On the front side, this GTX260 has a pair of dual-link DVI outputs as well as an S-Video, which can be converted to component using the bundled adapter. Nothing out of the ordinary here, but the majority of people only use a single DVI port anyway. The back side of the card is relatively boring with nothing in particular to show, it has an opening to let cool air come in. Since a lot of people have a fan blowing toward the video card, it really helps keep the temperature of those 1.2 billion transistors under control.

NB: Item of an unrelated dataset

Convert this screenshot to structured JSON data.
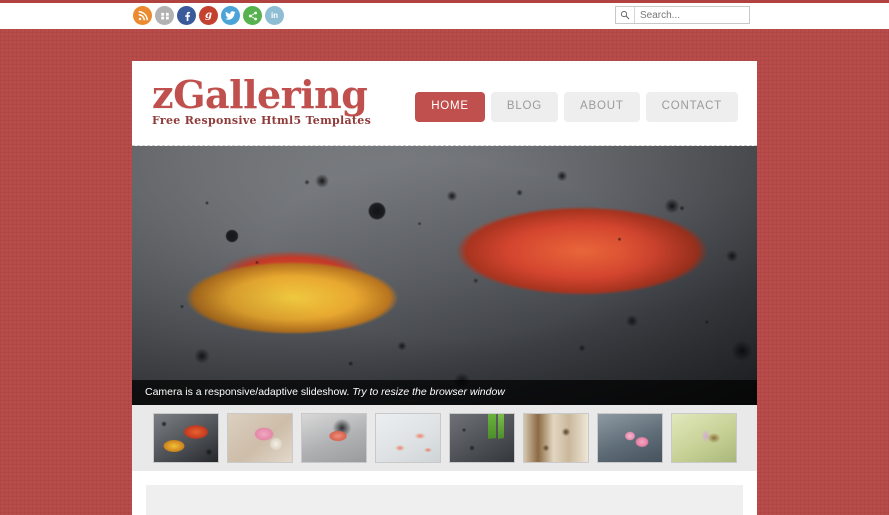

The SLI connectors are hidden and protected by a plastic cover that can simply be clipped off. Since there is a pair of them, you can make three of those work together in a Tri-SLI capable motherboard - either 790i or X58 chipsets. The card is powered by two 6-pin PCI-E connectors, which are located on the side. Users with short cases will enjoy this solution, however it can make routing cables a bit awkward. Finally, that small connector on the right is the audio pass-through so that the card can output sound using the supplied SPDIF cable and a DVI to HDMI adapter.
It is now time to get XFX's GTX260 ready for testing.